#### Data for review

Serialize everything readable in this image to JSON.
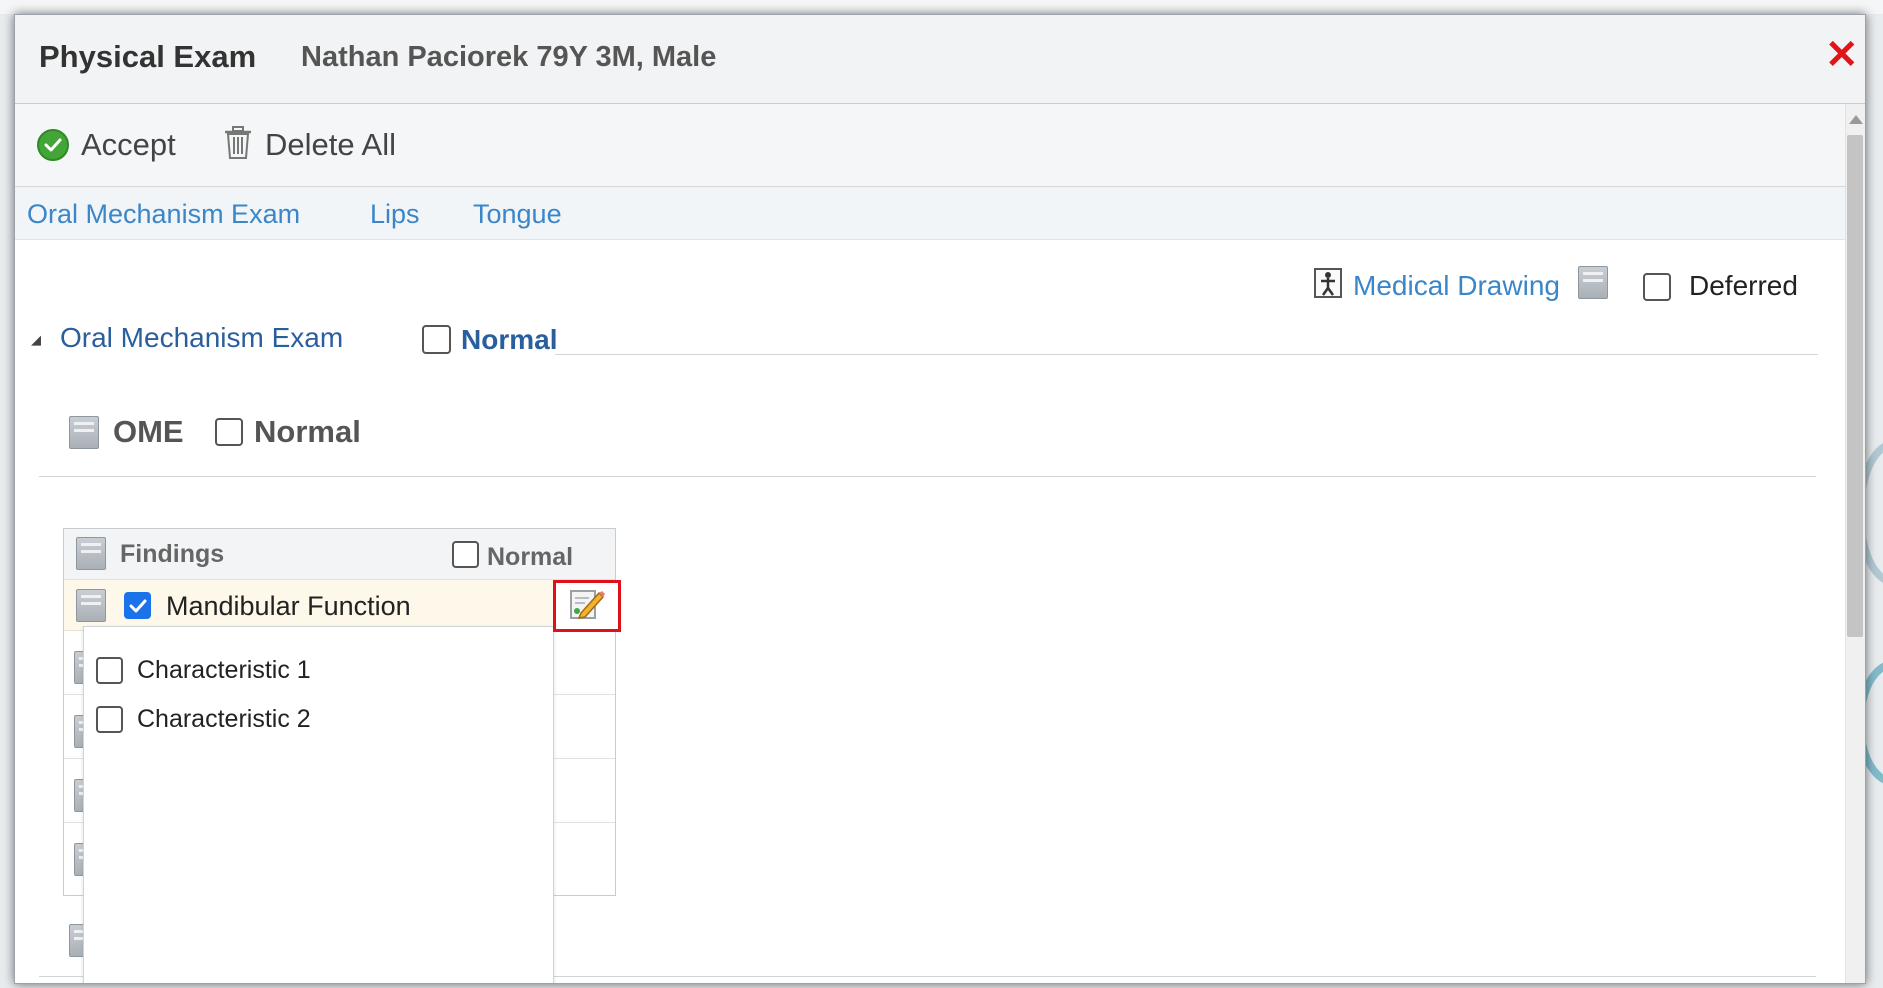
{
  "dialog": {
    "title": "Physical Exam",
    "patient": "Nathan Paciorek 79Y 3M, Male",
    "close_glyph": "✕",
    "close_icon": "close-icon"
  },
  "toolbar": {
    "accept_label": "Accept",
    "delete_all_label": "Delete All",
    "accept_icon": "check-circle-icon",
    "delete_icon": "trash-icon"
  },
  "tabs": [
    {
      "label": "Oral Mechanism Exam"
    },
    {
      "label": "Lips"
    },
    {
      "label": "Tongue"
    }
  ],
  "top_actions": {
    "medical_drawing_label": "Medical Drawing",
    "deferred_label": "Deferred",
    "deferred_checked": false
  },
  "section": {
    "title": "Oral Mechanism Exam",
    "collapse_glyph": "◢",
    "normal_label": "Normal",
    "normal_checked": false
  },
  "ome": {
    "label": "OME",
    "normal_label": "Normal",
    "normal_checked": false
  },
  "findings": {
    "header_label": "Findings",
    "normal_label": "Normal",
    "normal_checked": false,
    "selected_row": {
      "label": "Mandibular Function",
      "checked": true
    },
    "edit_icon": "edit-pencil-icon"
  },
  "popup": {
    "items": [
      {
        "label": "Characteristic 1",
        "checked": false
      },
      {
        "label": "Characteristic 2",
        "checked": false
      }
    ]
  },
  "colors": {
    "link": "#3a86c8",
    "heading": "#2a5f9e",
    "close": "#e3131a",
    "accept": "#43a537",
    "highlight_border": "#e0101a",
    "checkbox_checked": "#1a73e8"
  }
}
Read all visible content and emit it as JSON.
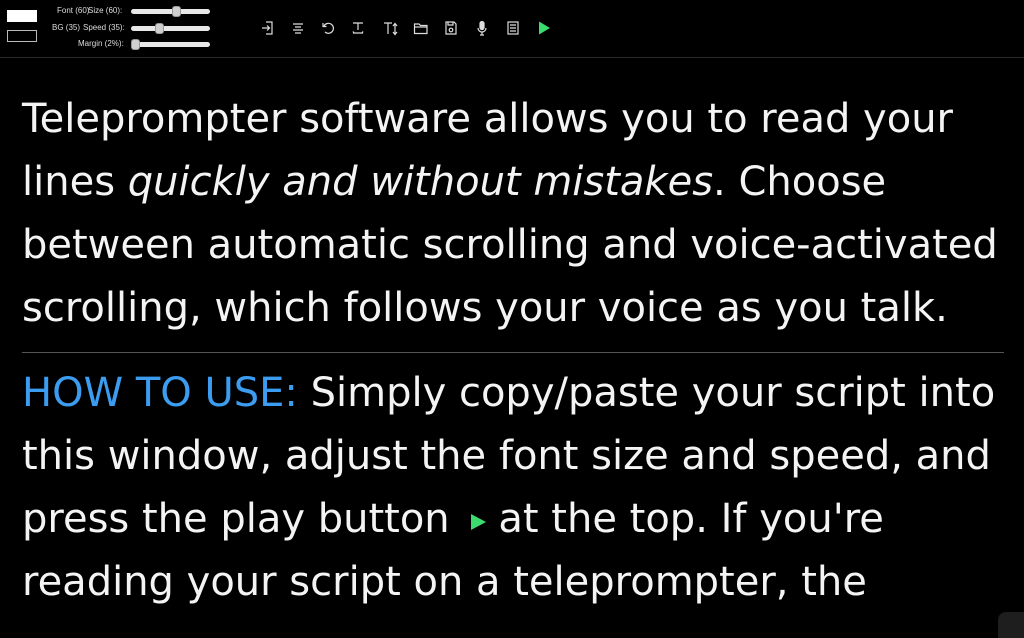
{
  "toolbar": {
    "swatches": {
      "foreground": "#ffffff",
      "background": "#000000"
    },
    "font_label": "Font (60)",
    "size_label": "Size (60):",
    "bg_label": "BG (35)",
    "speed_label": "Speed (35):",
    "margin_label": "Margin (2%):",
    "sliders": {
      "size_level": 0.6,
      "speed_level": 0.35,
      "margin_level": 0.02
    },
    "icons": [
      "import-icon",
      "align-icon",
      "undo-icon",
      "text-format-icon",
      "text-size-icon",
      "open-folder-icon",
      "save-icon",
      "microphone-icon",
      "document-icon",
      "play-icon"
    ]
  },
  "script": {
    "para1_a": "Teleprompter software allows you to read your lines ",
    "para1_em": "quickly and without mistakes",
    "para1_b": ". Choose between automatic scrolling and voice-activated scrolling, which follows your voice as you talk.",
    "howto_label": "HOW TO USE:",
    "para2_a": " Simply copy/paste your script into this window, adjust the font size and speed, and press the play button",
    "para2_b": "at the top.   If you're reading your script on a teleprompter, the"
  },
  "colors": {
    "accent": "#3b9cf0",
    "play": "#3ddc6e",
    "text": "#f4f4f4",
    "background": "#000000"
  }
}
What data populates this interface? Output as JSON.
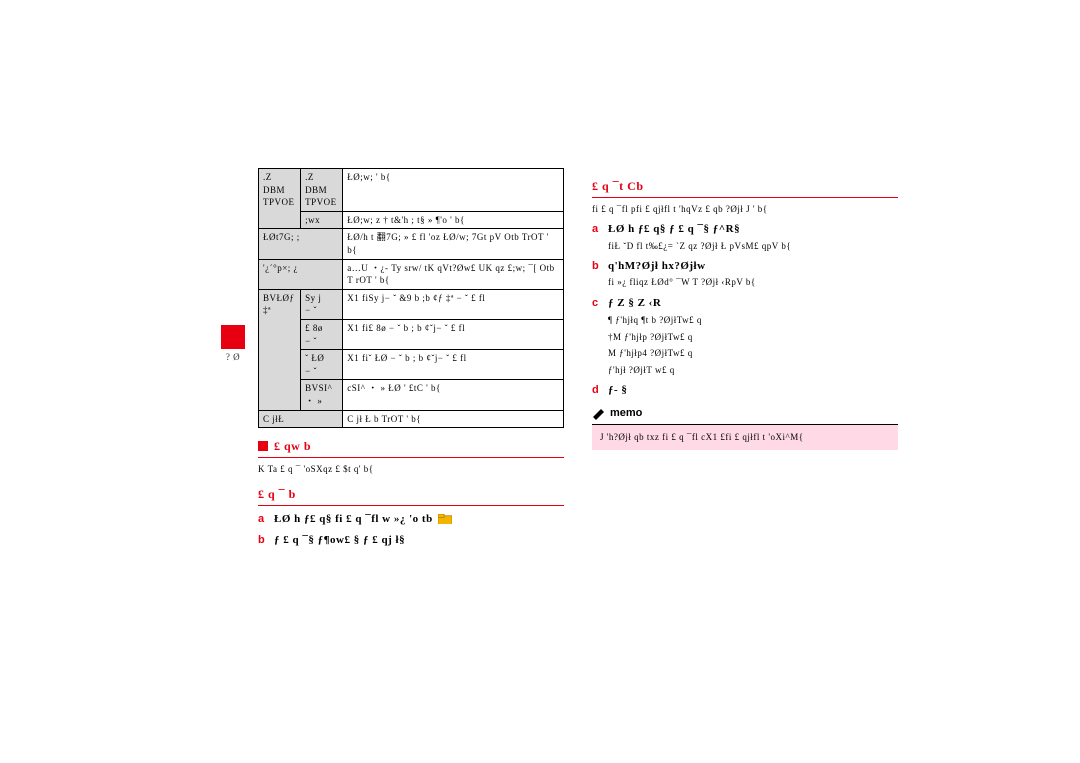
{
  "sidebar": {
    "label": "?\nØ"
  },
  "table": {
    "rows": [
      {
        "c0": ".Z DBM\nTPVOE",
        "c1": ".Z DBM\nTPVOE",
        "c2": "ŁØ;w; ' b{",
        "span01": false,
        "shade01": true
      },
      {
        "c0": "",
        "c1": ";wx",
        "c2": "ŁØ;w; z † t&'h ; t§ » ¶'o ' b{",
        "shade01": true
      },
      {
        "c0": "ŁØt7G; ;",
        "c1": "",
        "c2": "ŁØ/h t 翻7G; » £ fl 'oz ŁØ/w; 7Gt pV Otb TrOT ' b{",
        "span01": true,
        "shade01": true
      },
      {
        "c0": "'¿´°p×; ¿",
        "c1": "",
        "c2": "a…U ・¿- Ty srw/ tK qVt?Øw£ UK qz £;w; ¯[ Otb T rOT ' b{",
        "span01": true,
        "shade01": true
      },
      {
        "c0": "BVŁØƒ\n‡ª",
        "c1": "Sy j\n− ˇ",
        "c2": "X1 fiSy j− ˇ &9 b ;b ¢ƒ ‡ª − ˇ £ fl",
        "shade01": true
      },
      {
        "c0": "",
        "c1": "£ 8ø\n− ˇ",
        "c2": "X1 fi£ 8ø − ˇ b ; b ¢ˇj− ˇ £ fl",
        "shade01": true
      },
      {
        "c0": "",
        "c1": "ˇ ŁØ\n− ˇ",
        "c2": "X1 fiˇ ŁØ − ˇ b ; b ¢ˇj− ˇ £ fl",
        "shade01": true
      },
      {
        "c0": "",
        "c1": "BVSI^\n・ »",
        "c2": "cSI^ ・ » ŁØ ' £tC ' b{",
        "shade01": true
      },
      {
        "c0": "C jłŁ",
        "c1": "",
        "c2": "C jł Ł b TrOT ' b{",
        "span01": true,
        "shade01": true
      }
    ]
  },
  "left": {
    "h1": "£ qw b",
    "p1": "K Ta £ q ¯ 'oSXqz £ $t q' b{",
    "h2": "£ q ¯ b",
    "step_a": {
      "l": "a",
      "t": "ŁØ h ƒ£ q§ fi £ q ¯fl w »¿ 'o tb"
    },
    "step_b": {
      "l": "b",
      "t": "ƒ £ q ¯§ ƒ¶ow£ § ƒ £ qj ł§"
    }
  },
  "right": {
    "h1": "£ q ¯t Cb",
    "p1": "fi £ q ¯fl pfi £ qjłfl t 'hqVz £ qb ?Øjł J ' b{",
    "step_a": {
      "l": "a",
      "t": "ŁØ h ƒ£ q§ ƒ £ q ¯§ ƒ^R§",
      "note": "fiŁ ˇD fl t‰£¿= `Z qz ?Øjł Ł pVsM£ qpV b{"
    },
    "step_b": {
      "l": "b",
      "t": "q'hM?Øjł hx?Øjłw",
      "note": "fi »¿ fliqz ŁØd° ¯W T ?Øjł ‹RpV b{"
    },
    "step_c": {
      "l": "c",
      "t": "ƒ Z § Z ‹R",
      "subs": [
        "¶ ƒ'hjłq ¶t b ?ØjłTw£ q",
        "†M ƒ'hjłp ?ØjłTw£ q",
        "M ƒ'hjłp4 ?ØjłTw£ q",
        "ƒ'hjł ?ØjłT w£ q"
      ]
    },
    "step_d": {
      "l": "d",
      "t": "ƒ- §"
    }
  },
  "memo": {
    "label": "memo",
    "body": "J 'h?Øjł qb txz fi £ q ¯fl cX1 £fi £ qjłfl t 'oXi^M{"
  }
}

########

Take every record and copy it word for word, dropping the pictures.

Serialize everything readable in this image to JSON.
{
  "dialog": {
    "title": "Physical Exam",
    "patient": "Nathan Paciorek 79Y 3M, Male",
    "close_glyph": "✕",
    "close_icon": "close-icon"
  },
  "toolbar": {
    "accept_label": "Accept",
    "delete_all_label": "Delete All",
    "accept_icon": "check-circle-icon",
    "delete_icon": "trash-icon"
  },
  "tabs": [
    {
      "label": "Oral Mechanism Exam"
    },
    {
      "label": "Lips"
    },
    {
      "label": "Tongue"
    }
  ],
  "top_actions": {
    "medical_drawing_label": "Medical Drawing",
    "deferred_label": "Deferred",
    "deferred_checked": false
  },
  "section": {
    "title": "Oral Mechanism Exam",
    "collapse_glyph": "◢",
    "normal_label": "Normal",
    "normal_checked": false
  },
  "ome": {
    "label": "OME",
    "normal_label": "Normal",
    "normal_checked": false
  },
  "findings": {
    "header_label": "Findings",
    "normal_label": "Normal",
    "normal_checked": false,
    "selected_row": {
      "label": "Mandibular Function",
      "checked": true
    },
    "edit_icon": "edit-pencil-icon"
  },
  "popup": {
    "items": [
      {
        "label": "Characteristic 1",
        "checked": false
      },
      {
        "label": "Characteristic 2",
        "checked": false
      }
    ]
  },
  "colors": {
    "link": "#3a86c8",
    "heading": "#2a5f9e",
    "close": "#e3131a",
    "accept": "#43a537",
    "highlight_border": "#e0101a",
    "checkbox_checked": "#1a73e8"
  }
}
Read all visible content and emit it as JSON.
{
  "toolbar": {
    "swatches": {
      "foreground": "#ffffff",
      "background": "#000000"
    },
    "font_label": "Font (60)",
    "size_label": "Size (60):",
    "bg_label": "BG (35)",
    "speed_label": "Speed (35):",
    "margin_label": "Margin (2%):",
    "sliders": {
      "size_level": 0.6,
      "speed_level": 0.35,
      "margin_level": 0.02
    },
    "icons": [
      "import-icon",
      "align-icon",
      "undo-icon",
      "text-format-icon",
      "text-size-icon",
      "open-folder-icon",
      "save-icon",
      "microphone-icon",
      "document-icon",
      "play-icon"
    ]
  },
  "script": {
    "para1_a": "Teleprompter software allows you to read your lines ",
    "para1_em": "quickly and without mistakes",
    "para1_b": ". Choose between automatic scrolling and voice-activated scrolling, which follows your voice as you talk.",
    "howto_label": "HOW TO USE:",
    "para2_a": " Simply copy/paste your script into this window, adjust the font size and speed, and press the play button",
    "para2_b": "at the top.   If you're reading your script on a teleprompter, the"
  },
  "colors": {
    "accent": "#3b9cf0",
    "play": "#3ddc6e",
    "text": "#f4f4f4",
    "background": "#000000"
  }
}
What data populates this interface? Output as JSON.
{
  "sidebar": {
    "label": "?\nØ"
  },
  "table": {
    "rows": [
      {
        "c0": ".Z DBM\nTPVOE",
        "c1": ".Z DBM\nTPVOE",
        "c2": "ŁØ;w; ' b{",
        "span01": false,
        "shade01": true
      },
      {
        "c0": "",
        "c1": ";wx",
        "c2": "ŁØ;w; z † t&'h ; t§ » ¶'o ' b{",
        "shade01": true
      },
      {
        "c0": "ŁØt7G; ;",
        "c1": "",
        "c2": "ŁØ/h t 翻7G; » £ fl 'oz ŁØ/w; 7Gt pV Otb TrOT ' b{",
        "span01": true,
        "shade01": true
      },
      {
        "c0": "'¿´°p×; ¿",
        "c1": "",
        "c2": "a…U ・¿- Ty srw/ tK qVt?Øw£ UK qz £;w; ¯[ Otb T rOT ' b{",
        "span01": true,
        "shade01": true
      },
      {
        "c0": "BVŁØƒ\n‡ª",
        "c1": "Sy j\n− ˇ",
        "c2": "X1 fiSy j− ˇ &9 b ;b ¢ƒ ‡ª − ˇ £ fl",
        "shade01": true
      },
      {
        "c0": "",
        "c1": "£ 8ø\n− ˇ",
        "c2": "X1 fi£ 8ø − ˇ b ; b ¢ˇj− ˇ £ fl",
        "shade01": true
      },
      {
        "c0": "",
        "c1": "ˇ ŁØ\n− ˇ",
        "c2": "X1 fiˇ ŁØ − ˇ b ; b ¢ˇj− ˇ £ fl",
        "shade01": true
      },
      {
        "c0": "",
        "c1": "BVSI^\n・ »",
        "c2": "cSI^ ・ » ŁØ ' £tC ' b{",
        "shade01": true
      },
      {
        "c0": "C jłŁ",
        "c1": "",
        "c2": "C jł Ł b TrOT ' b{",
        "span01": true,
        "shade01": true
      }
    ]
  },
  "left": {
    "h1": "£ qw b",
    "p1": "K Ta £ q ¯ 'oSXqz £ $t q' b{",
    "h2": "£ q ¯ b",
    "step_a": {
      "l": "a",
      "t": "ŁØ h ƒ£ q§ fi £ q ¯fl w »¿ 'o tb"
    },
    "step_b": {
      "l": "b",
      "t": "ƒ £ q ¯§ ƒ¶ow£ § ƒ £ qj ł§"
    }
  },
  "right": {
    "h1": "£ q ¯t Cb",
    "p1": "fi £ q ¯fl pfi £ qjłfl t 'hqVz £ qb ?Øjł J ' b{",
    "step_a": {
      "l": "a",
      "t": "ŁØ h ƒ£ q§ ƒ £ q ¯§ ƒ^R§",
      "note": "fiŁ ˇD fl t‰£¿= `Z qz ?Øjł Ł pVsM£ qpV b{"
    },
    "step_b": {
      "l": "b",
      "t": "q'hM?Øjł hx?Øjłw",
      "note": "fi »¿ fliqz ŁØd° ¯W T ?Øjł ‹RpV b{"
    },
    "step_c": {
      "l": "c",
      "t": "ƒ Z § Z ‹R",
      "subs": [
        "¶ ƒ'hjłq ¶t b ?ØjłTw£ q",
        "†M ƒ'hjłp ?ØjłTw£ q",
        "M ƒ'hjłp4 ?ØjłTw£ q",
        "ƒ'hjł ?ØjłT w£ q"
      ]
    },
    "step_d": {
      "l": "d",
      "t": "ƒ- §"
    }
  },
  "memo": {
    "label": "memo",
    "body": "J 'h?Øjł qb txz fi £ q ¯fl cX1 £fi £ qjłfl t 'oXi^M{"
  }
}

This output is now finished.